Sep 13 2012
On Thursday the weather was warmer with much less wind. By mid afternoon I’d tallied three Best Birds: a merlin, an American golden-plover and a pectoral sandpiper.
When I was ready to leave I dawdled in the parking lot with the car doors open while I stashed my gear and ate a snack. Then I hit the road for South Portland more than an hour away.
I shouldn’t have dawdled.
Halfway between Bath and Brunswick I felt a sharp burning pinprick on the skin near my ankle. A pause… and then another pain right next to it. A pause… and then a third pain on my shin.
This was happening to my driving leg, the leg that was maintaining a steady 50-55 mph on Route 1, the leg responsible for applying the brake, the leg sheathed in a hiking sock and long pants. The leg I could not even look at until I found a place to pull off the expressway.
I remember wondering: Is something wrong with my leg? Had my nervous system developed a strange pain syndrome? Three more pinpricks!! What is causing this!??
And then a large mosquito flew up from the area near the gas pedal and headed slowly for the back of the car.
This was not a mosquito I was prepared for. This was no ordinary Pennsylvania woodland mosquito, the kind you can escape if you just keep moving, the kind that can’t cope with wind, that bites you almost painlessly, that can’t bite through clothing and would just as soon bite your neck as your ankle.
No, this was a salt marsh mosquito, a persistent and repetitive biter, the kind that flies with you as you walk, that bites right through your clothing, that prefers to eat your ankles and legs, that ruins many a day at the beach.
I was outraged! How dare she!
When I reached Brunswick the expressway ended. I pulled over and parked in a fast food parking lot. I looked in the back of the car and saw her resting on the wall near the back window.
Carefully, I opened the back passenger door.
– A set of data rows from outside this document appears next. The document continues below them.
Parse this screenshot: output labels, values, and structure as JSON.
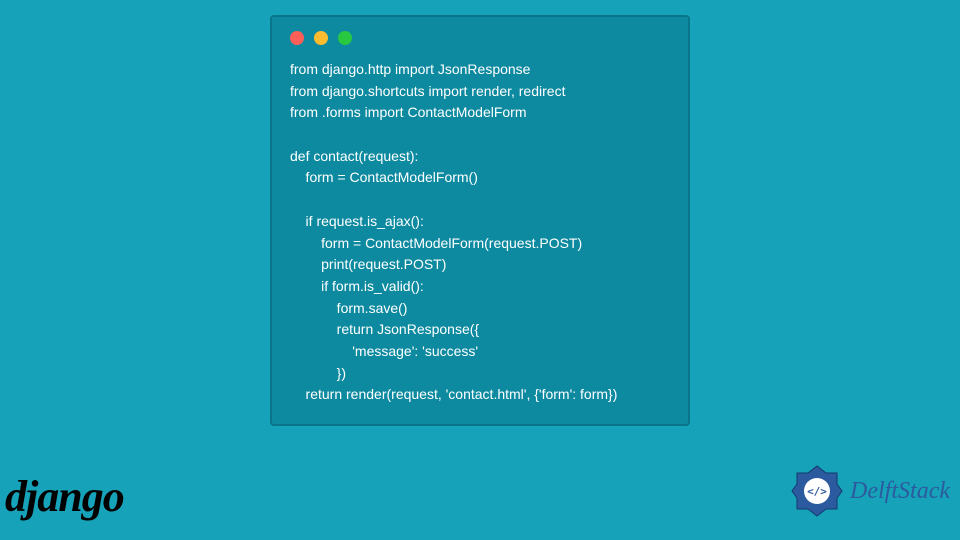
{
  "code": {
    "lines": [
      "from django.http import JsonResponse",
      "from django.shortcuts import render, redirect",
      "from .forms import ContactModelForm",
      "",
      "def contact(request):",
      "    form = ContactModelForm()",
      "",
      "    if request.is_ajax():",
      "        form = ContactModelForm(request.POST)",
      "        print(request.POST)",
      "        if form.is_valid():",
      "            form.save()",
      "            return JsonResponse({",
      "                'message': 'success'",
      "            })",
      "    return render(request, 'contact.html', {'form': form})"
    ]
  },
  "logos": {
    "django": "django",
    "delftstack": "DelftStack"
  },
  "colors": {
    "page_bg": "#16a2b8",
    "card_bg": "#0d8aa0",
    "code_text": "#ffffff",
    "django_text": "#000000",
    "delftstack_text": "#2c5a9e"
  }
}
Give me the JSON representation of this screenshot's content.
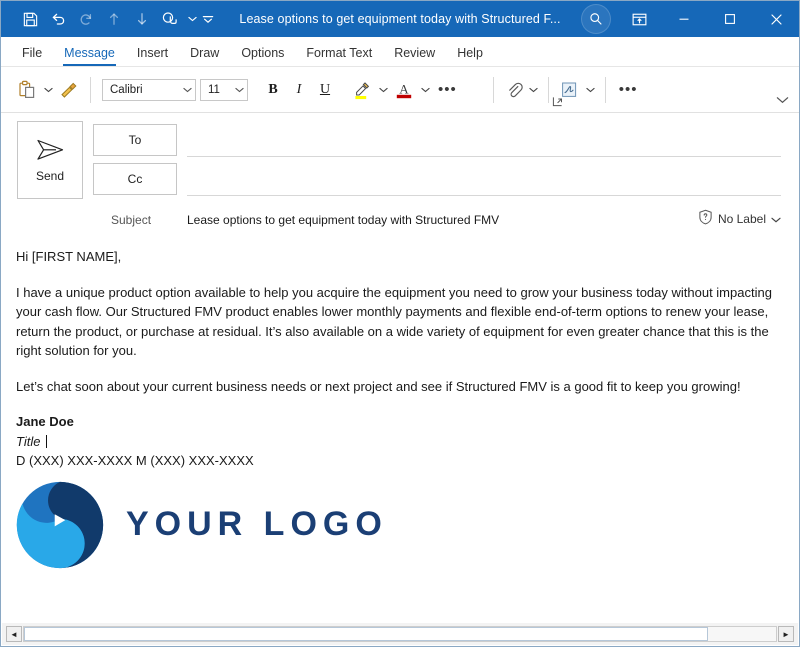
{
  "window": {
    "title": "Lease options to get equipment today with Structured F...",
    "titlebar_color": "#1668b8",
    "quick_access": [
      {
        "name": "save-icon",
        "label": "Save"
      },
      {
        "name": "undo-icon",
        "label": "Undo"
      },
      {
        "name": "redo-icon",
        "label": "Redo"
      },
      {
        "name": "move-up-icon",
        "label": "Previous Item"
      },
      {
        "name": "move-down-icon",
        "label": "Next Item"
      },
      {
        "name": "touch-mode-icon",
        "label": "Touch/Mouse Mode"
      }
    ],
    "controls": {
      "search": "Search",
      "ribbon_display_options": "Ribbon Display Options",
      "minimize": "Minimize",
      "maximize": "Maximize",
      "close": "Close"
    }
  },
  "tabs": [
    {
      "label": "File",
      "active": false
    },
    {
      "label": "Message",
      "active": true
    },
    {
      "label": "Insert",
      "active": false
    },
    {
      "label": "Draw",
      "active": false
    },
    {
      "label": "Options",
      "active": false
    },
    {
      "label": "Format Text",
      "active": false
    },
    {
      "label": "Review",
      "active": false
    },
    {
      "label": "Help",
      "active": false
    }
  ],
  "ribbon": {
    "paste_label": "Paste",
    "format_painter_label": "Format Painter",
    "font": {
      "value": "Calibri",
      "placeholder": "Font"
    },
    "font_size": {
      "value": "11",
      "placeholder": "Size"
    },
    "bold": "B",
    "italic": "I",
    "underline": "U",
    "highlight_label": "Text Highlight Color",
    "font_color_label": "Font Color",
    "font_color_swatch": "#c00000",
    "highlight_swatch": "#ffff00",
    "more_font_label": "More font options",
    "font_dialog_launcher": "Font dialog launcher",
    "attach_label": "Attach File",
    "signature_label": "Signature",
    "more_label": "More commands",
    "collapse_ribbon_label": "Collapse the Ribbon"
  },
  "compose": {
    "send_label": "Send",
    "to_label": "To",
    "cc_label": "Cc",
    "to_value": "",
    "cc_value": "",
    "subject_label": "Subject",
    "subject_value": "Lease options to get equipment today with Structured FMV",
    "sensitivity_label": "No Label"
  },
  "message_body": {
    "greeting": "Hi [FIRST NAME],",
    "paragraph_1": "I have a unique product option available to help you acquire the equipment you need to grow your business today without impacting your cash flow. Our Structured FMV product enables lower monthly payments and flexible end-of-term options to renew your lease, return the product, or purchase at residual. It’s also available on a wide variety of equipment for even greater chance that this is the right solution for you.",
    "paragraph_2": "Let’s chat soon about your current business needs or next project and see if Structured FMV is a good fit to keep you growing!",
    "signature": {
      "name": "Jane Doe",
      "title": "Title",
      "phones": "D (XXX) XXX-XXXX    M (XXX) XXX-XXXX"
    },
    "logo": {
      "text": "YOUR LOGO",
      "text_color": "#1b3f75",
      "color_dark": "#113a6b",
      "color_mid": "#1f74c0",
      "color_light": "#29a8e8"
    }
  },
  "scrollbar": {
    "left_arrow": "◄",
    "right_arrow": "►"
  }
}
And then in one swat I killed her.
She will NEVER bite me again!
(photo of the salt marsh mosquito, Ochlerotatus sollicitans, linked from the University of Florida Medical Entymology Laboratory Click on the image to see the original on the mosquito identification page.)